In addition to the above, historical controversies are unearthed due to the on-going dispute about the island on Dokdo. Japan is laying claims on the island whereas Korea is working towards the collection of historical evidence which underpins its Korean past and demonstrates the irrefutable ownership of the island by Korea. Another issue of historical/geographical character concerns the name of the Sea between Korea and Japan. Korea considers the right name to be “Eastern Sea” whereas Japan calls it “Japan Sea”. On this issue possibilities for dialogue are more limited since historical claims are directly linked with issues of sovereignty. Each side is working for the promotion of their claims trying to convince third parties about their validity. A way to measure success in this effort, according to information gathered from NAHF staff is the increase in the percentage of maps worldwide presenting the sea between Korea and Japan as “East Sea”.

It is obvious that the current political tensions between South Korea and Japan are feeding the debate/conflict over history. Vice versa, the historical issues under dispute impede the dialogue on current issues from being fruitful. From the statements made by Korean colleagues, as well as from the narratives presented in the National Museum of Contemporary History of Korea and the Seoul Museum of History, there seems to be openness within society to discuss critically various issues related to modern history of Korea (especially the developments within South Korea after the war of 1950-1953). However, such dialogic approach is not easy to be adopted with the official Japanese claims about their rule of Korea. As Assistant Professor Mimi said, there are debates from different points of view on many issues of modern history but “when it comes to confronting Japanese claims, we stand as one”.

A quite particular public action encapsulating vividly the trauma existing within Korean society from the Japanese rule concerns the fate of a landmark building constructed during Japanese colonial period: the Japanese Government-General Building.
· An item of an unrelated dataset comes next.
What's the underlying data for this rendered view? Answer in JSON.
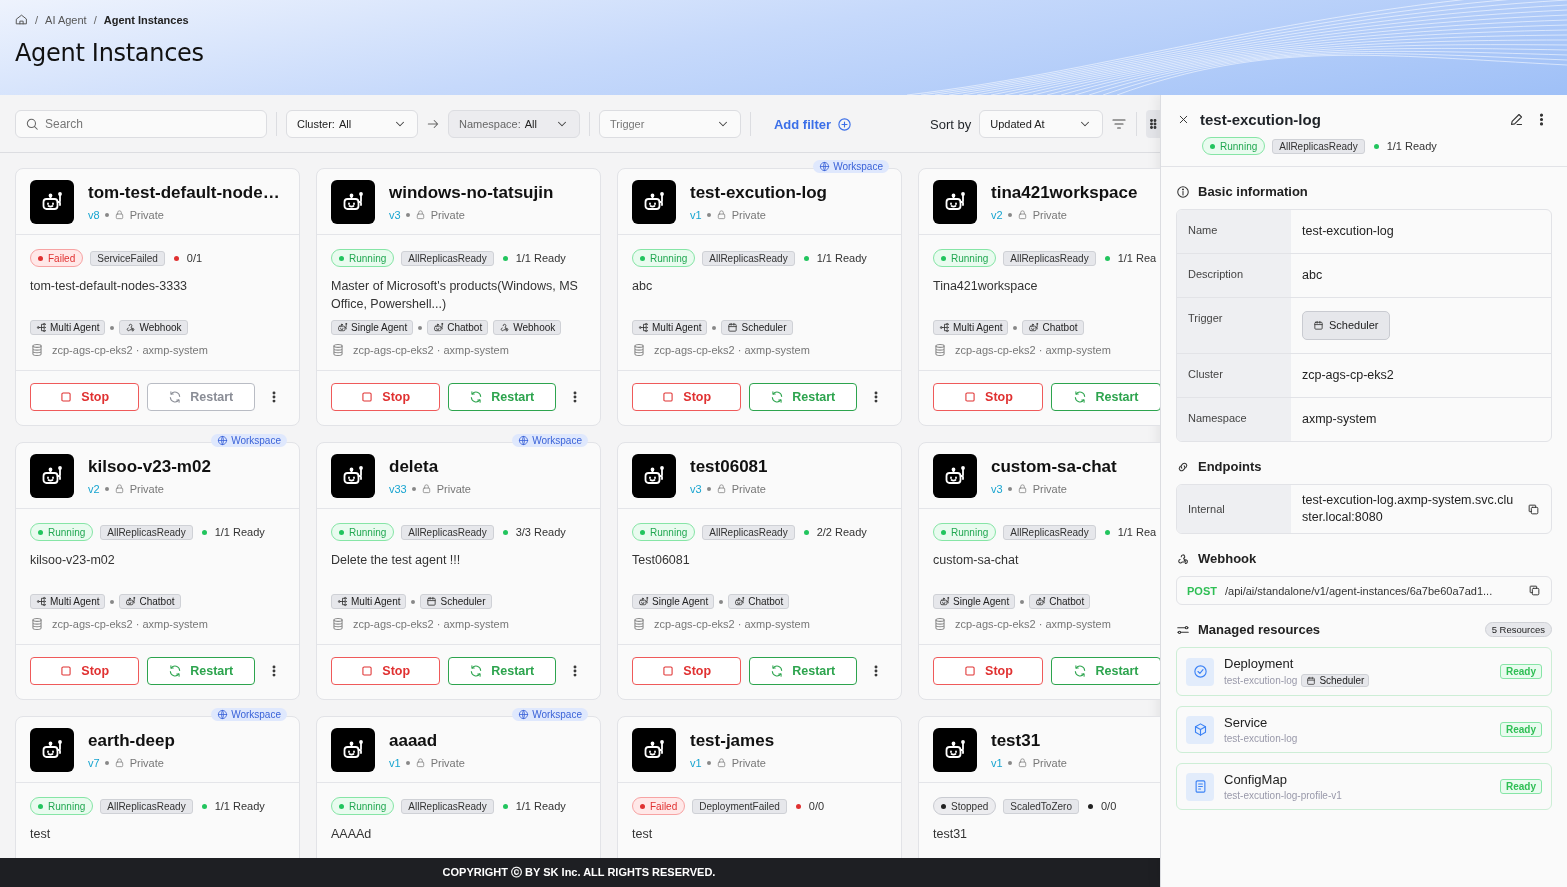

It was erected in the Gyeongbokgung Palace during 1916-1926 at the expense of the Palace’s architectural integrity. This building served, after Korea’s liberation, as the main building of the Republic of Korea central government (1948-1982) and then it housed the National Museum of Korea. On August 15th, 1995, on the occasion of the 50th anniversary of the Korean liberation, the building, which was considered a symbol of the Japanese rule, was torn down. At a plaque outside the Seoul Museum of History this action’s rationale is explained like this: “Its demolition was part of an initiative to remove the vestiges of Japanese colonial rule and the restoration of the national spirit of Korea”.

Tensions exist also with the Chinese presentation and interpretation of ancient/pre-modern History. Mrs. Sun Joo Kang explained in her speech that “Koreans consider themselves the heirs of Koguryo state which occupied much modern Northeast China from the seventh to eleventh century (…). However, Chinese historians claim that Koguryo is part of Chinese history”(p.71). In an unofficial discussion, a Korean colleague explained that Koreans are bitter by the Chinese attempts to “steal their history”. As the colleague pointed out, it is unquestionable that the areas which were under the control of Koguryo Dynasty, are currently Chinese territories. However, it is not right on behalf the Chinese authorities and historians to deny the fact that these areas were once ruled by a Korean Dynasty. Researching the ancient history of the region of Korean Peninsula and beyond to locate and highlight its Korean heritage are among the activities undertaken by Korean researchers to support the abovementioned effort.

This concludes the first part of this report on Marios Epaminondas’ study visit to Seoul, the full report will be uploaded in two parts. More information about the project “Dealing with the Past in History education” is available here.